Many of today’s larger companies have overly complicated, hierarchical structures. As they grew to their current size, control processes were put in place to create efficiencies. To ensure reliable operations and avoid risk, work became standardized. New layers of supervision appeared, more silos were created, and knowledge acquisition was formalized, all in an attempt to gain efficiency through specialization.
These organizations are now facing increasingly complex business environments that require continuous learning while working. Typical strategies of optimizing current business processes or reducing costs only marginally influence the organization’s overall performance. Faster market feedback challenges the organization’s ability to react to customer demand. Decision-making becomes paralyzed by process-based operations and the formal chain of command. Agility is almost non-existent.
We are seeing growing complexity both inside and outside the enterprise, so can anyone really predict what’s going to happen next in their market? Even most of the world’s economists have been wrong about where we are headed. Looking backwards has not helped us much.
In this complex and connected world we cannot predict outcomes, but we can engage our environments and markets and then learn by doing. This makes constant learning a critical business skill. It requires do-it-yourself learning as well as social learning skills. How can we help people in the organization develop these skills?
Providing good tools and teaching by example is a start. While communication does not equal collaboration, social media have the potential to support emergent work practices. In changing complex environments, it’s not much use to rely on previous best practices. Social media can provide a space to develop new practices. How these tools get used is itself an emergent practice, but if workers are not allowed to practice, nothing will emerge.

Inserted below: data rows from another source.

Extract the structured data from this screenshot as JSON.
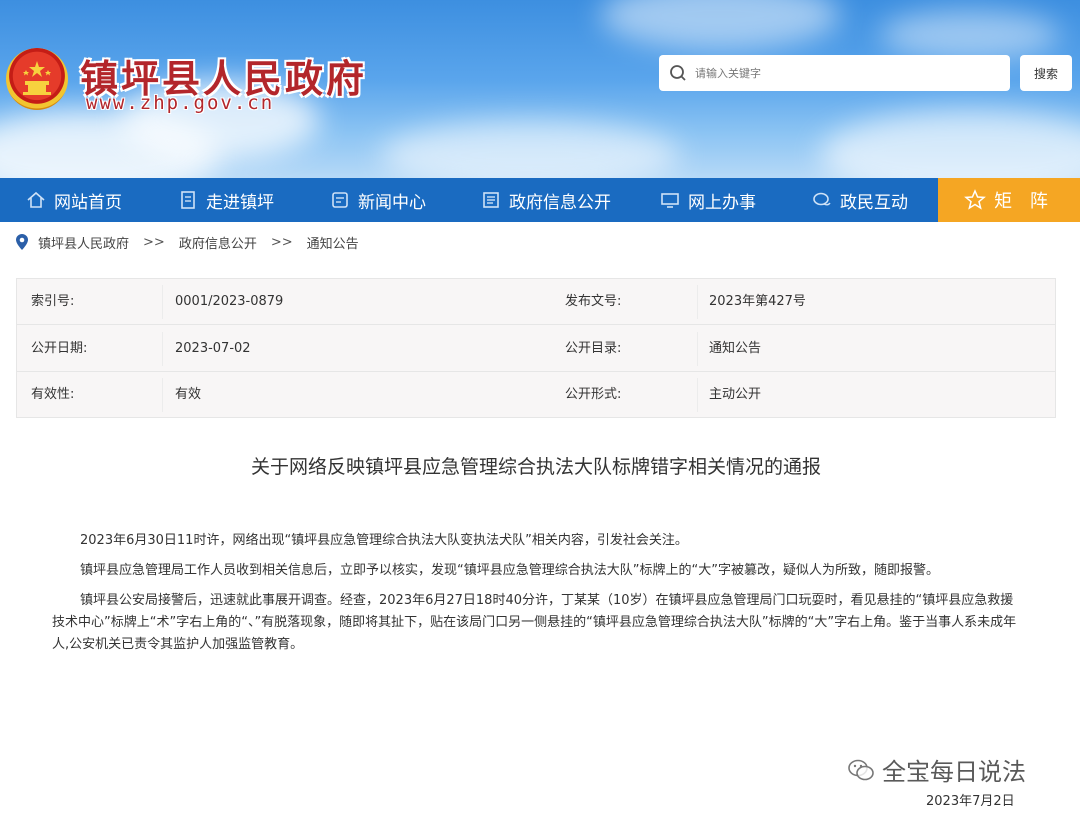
{
  "header": {
    "site_title": "镇坪县人民政府",
    "site_url": "www.zhp.gov.cn",
    "search_placeholder": "请输入关键字",
    "search_button": "搜索"
  },
  "nav": {
    "items": [
      {
        "label": "网站首页",
        "icon": "home-icon"
      },
      {
        "label": "走进镇坪",
        "icon": "document-icon"
      },
      {
        "label": "新闻中心",
        "icon": "news-icon"
      },
      {
        "label": "政府信息公开",
        "icon": "info-icon"
      },
      {
        "label": "网上办事",
        "icon": "monitor-icon"
      },
      {
        "label": "政民互动",
        "icon": "chat-icon"
      },
      {
        "label": "矩 阵",
        "icon": "star-icon"
      }
    ],
    "highlight_color": "#f5a623",
    "bar_color": "#1a6bc1"
  },
  "breadcrumb": {
    "items": [
      "镇坪县人民政府",
      "政府信息公开",
      "通知公告"
    ],
    "separator": ">>"
  },
  "meta": {
    "rows": [
      {
        "label1": "索引号:",
        "value1": "0001/2023-0879",
        "label2": "发布文号:",
        "value2": "2023年第427号"
      },
      {
        "label1": "公开日期:",
        "value1": "2023-07-02",
        "label2": "公开目录:",
        "value2": "通知公告"
      },
      {
        "label1": "有效性:",
        "value1": "有效",
        "label2": "公开形式:",
        "value2": "主动公开"
      }
    ]
  },
  "article": {
    "title": "关于网络反映镇坪县应急管理综合执法大队标牌错字相关情况的通报",
    "paragraphs": [
      "2023年6月30日11时许，网络出现“镇坪县应急管理综合执法大队变执法犬队”相关内容，引发社会关注。",
      "镇坪县应急管理局工作人员收到相关信息后，立即予以核实，发现“镇坪县应急管理综合执法大队”标牌上的“大”字被篡改，疑似人为所致，随即报警。",
      "镇坪县公安局接警后，迅速就此事展开调查。经查，2023年6月27日18时40分许，丁某某（10岁）在镇坪县应急管理局门口玩耍时，看见悬挂的“镇坪县应急救援技术中心”标牌上“术”字右上角的“、”有脱落现象，随即将其扯下，贴在该局门口另一侧悬挂的“镇坪县应急管理综合执法大队”标牌的“大”字右上角。鉴于当事人系未成年人,公安机关已责令其监护人加强监管教育。"
    ]
  },
  "watermark": {
    "text": "全宝每日说法"
  },
  "footer": {
    "date": "2023年7月2日"
  }
}
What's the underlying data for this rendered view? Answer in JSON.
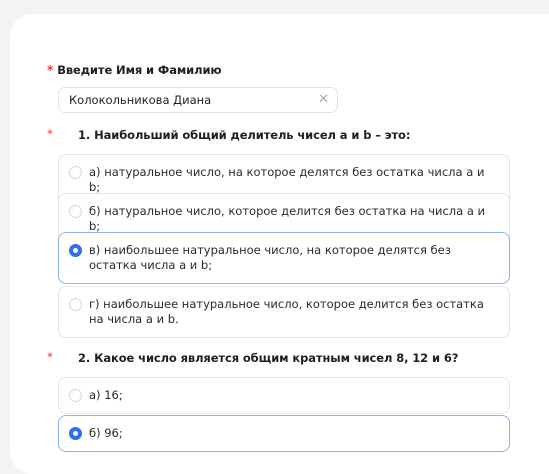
{
  "form": {
    "name_field": {
      "required_mark": "*",
      "label": "Введите Имя и Фамилию",
      "value": "Колокольникова Диана",
      "clear_glyph": "✕"
    },
    "questions": [
      {
        "required_mark": "*",
        "title": "1. Наибольший общий делитель чисел a и b – это:",
        "options": [
          {
            "label": "а) натуральное число, на которое делятся без остатка числа a и b;",
            "selected": false
          },
          {
            "label": "б) натуральное число, которое делится без остатка на числа a и b;",
            "selected": false
          },
          {
            "label": "в) наибольшее натуральное число, на которое делятся без остатка числа a и b;",
            "selected": true
          },
          {
            "label": "г) наибольшее натуральное число, которое делится без остатка на числа a и b.",
            "selected": false
          }
        ]
      },
      {
        "required_mark": "*",
        "title": "2. Какое число является общим кратным чисел 8,  12 и 6?",
        "options": [
          {
            "label": "а) 16;",
            "selected": false
          },
          {
            "label": "б) 96;",
            "selected": true
          }
        ]
      }
    ]
  },
  "colors": {
    "accent": "#2f6fe8",
    "required": "#ff3333",
    "selected_border": "#8bb3f0"
  }
}
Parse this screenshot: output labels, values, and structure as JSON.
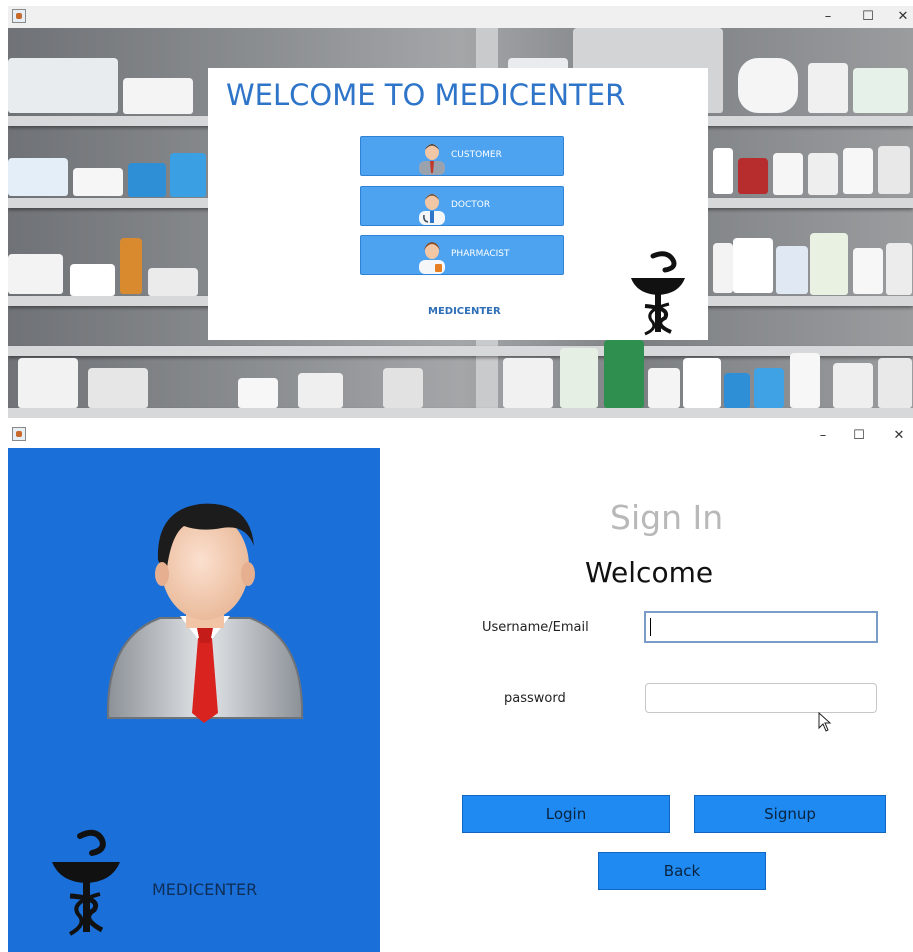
{
  "welcome_window": {
    "controls": {
      "minimize": "–",
      "maximize": "☐",
      "close": "✕"
    },
    "title": "WELCOME TO MEDICENTER",
    "roles": [
      {
        "label": "CUSTOMER"
      },
      {
        "label": "DOCTOR"
      },
      {
        "label": "PHARMACIST"
      }
    ],
    "brand": "MEDICENTER"
  },
  "signin_window": {
    "controls": {
      "minimize": "–",
      "maximize": "☐",
      "close": "✕"
    },
    "brand": "MEDICENTER",
    "title": "Sign In",
    "subtitle": "Welcome",
    "username_label": "Username/Email",
    "username_value": "",
    "password_label": "password",
    "password_value": "",
    "login_label": "Login",
    "signup_label": "Signup",
    "back_label": "Back"
  },
  "colors": {
    "title_blue": "#2e74c9",
    "role_button": "#4da3f0",
    "left_panel": "#1a6fd9",
    "action_button": "#1f8af2"
  }
}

In an age when information is no longer scarce and connections are many, organizations must let all workers actively manage their knowledge networks. Systemic changes are sensed almost immediately in an interconnected world. Therefore reaction times and feedback loops have to get faster. Workers need to know who to ask for advice at the moment of need. However, this requires a certain level of trust, and we know that trusted relationships take time to nurture. The default action in emergencies is usually to turn to our friends and trusted colleagues; those people with whom we have shared experiences. Workers have to start sharing more of their work experiences now, in order to grow their trusted professional networks to deal with new and more complex situations. This is called working out loud. It helps build trust.
Sharing complex knowledge in trusted networks does not happen over night. It requires a combination of actively engaged knowledge workers, using optimal communications tools, all within a supportive organizational structure. Continuing to use industrial era structures and concepts will only lead to irrelevance in the network era.

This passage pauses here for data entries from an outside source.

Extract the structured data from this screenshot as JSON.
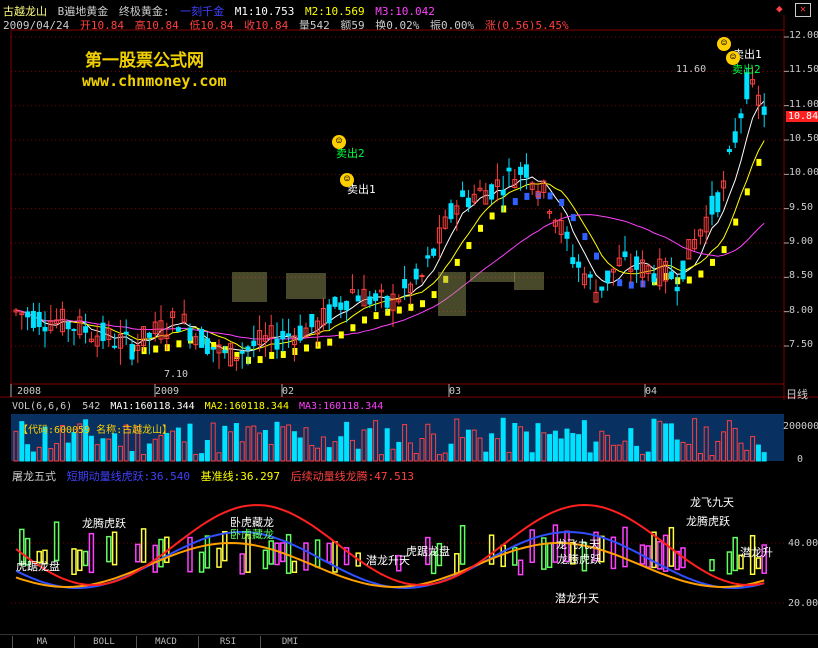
{
  "header": {
    "stock_name": "古越龙山",
    "indicator_name": "B遍地黄金",
    "indicator2": "终极黄金:",
    "indicator2_value": "一刻千金",
    "m1": "M1:10.753",
    "m2": "M2:10.569",
    "m3": "M3:10.042",
    "date": "2009/04/24",
    "open": "开10.84",
    "high": "高10.84",
    "low": "低10.84",
    "close": "收10.84",
    "volume": "量542",
    "amount": "额59",
    "turnover": "换0.02%",
    "amplitude": "振0.00%",
    "change": "涨(0.56)5.45%"
  },
  "watermark": {
    "line1": "第一股票公式网",
    "line2": "www.chnmoney.com"
  },
  "main_chart": {
    "price_labels": [
      "12.00",
      "11.50",
      "11.00",
      "10.50",
      "10.00",
      "9.50",
      "9.00",
      "8.50",
      "8.00",
      "7.50"
    ],
    "price_values": [
      12.0,
      11.5,
      11.0,
      10.5,
      10.0,
      9.5,
      9.0,
      8.5,
      8.0,
      7.5
    ],
    "current_price": "10.84",
    "high_mark": "11.60",
    "low_mark": "7.10",
    "sell_labels": [
      "卖出2",
      "卖出1",
      "卖出1",
      "卖出2"
    ],
    "date_labels": [
      "2008",
      "2009",
      "02",
      "03",
      "04"
    ],
    "period_label": "日线"
  },
  "vol_panel": {
    "title": "VOL(6,6,6)",
    "vol_value": "542",
    "ma1": "MA1:160118.344",
    "ma2": "MA2:160118.344",
    "ma3": "MA3:160118.344",
    "info": "【代码:600059 名称:古越龙山】",
    "axis_labels": [
      "200000",
      "0"
    ]
  },
  "ind_panel": {
    "title": "屠龙五式",
    "label1": "短期动量线虎跃:36.540",
    "label2": "基准线:36.297",
    "label3": "后续动量线龙腾:47.513",
    "axis_labels": [
      "40.00",
      "20.00"
    ],
    "annotations": [
      "龙腾虎跃",
      "虎踞龙盘",
      "卧虎藏龙",
      "龙飞九天",
      "潜龙升天",
      "龙腾虎跃",
      "龙飞九天",
      "虎踞龙盘",
      "潜龙升天",
      "龙腾虎跃",
      "卧虎藏龙",
      "潜龙升"
    ]
  },
  "tabs": [
    "MA",
    "BOLL",
    "MACD",
    "RSI",
    "DMI"
  ],
  "colors": {
    "up": "#ff4040",
    "down": "#00e0ff",
    "ma_white": "#ffffff",
    "ma_yellow": "#ffff00",
    "ma_magenta": "#ff40ff",
    "grid": "#800000"
  }
}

It’s all about thriving in networks that are smarter and faster than you are. It’s all about being utterly screwed if you don’t know what I’m talking about. – Hugh MacLeod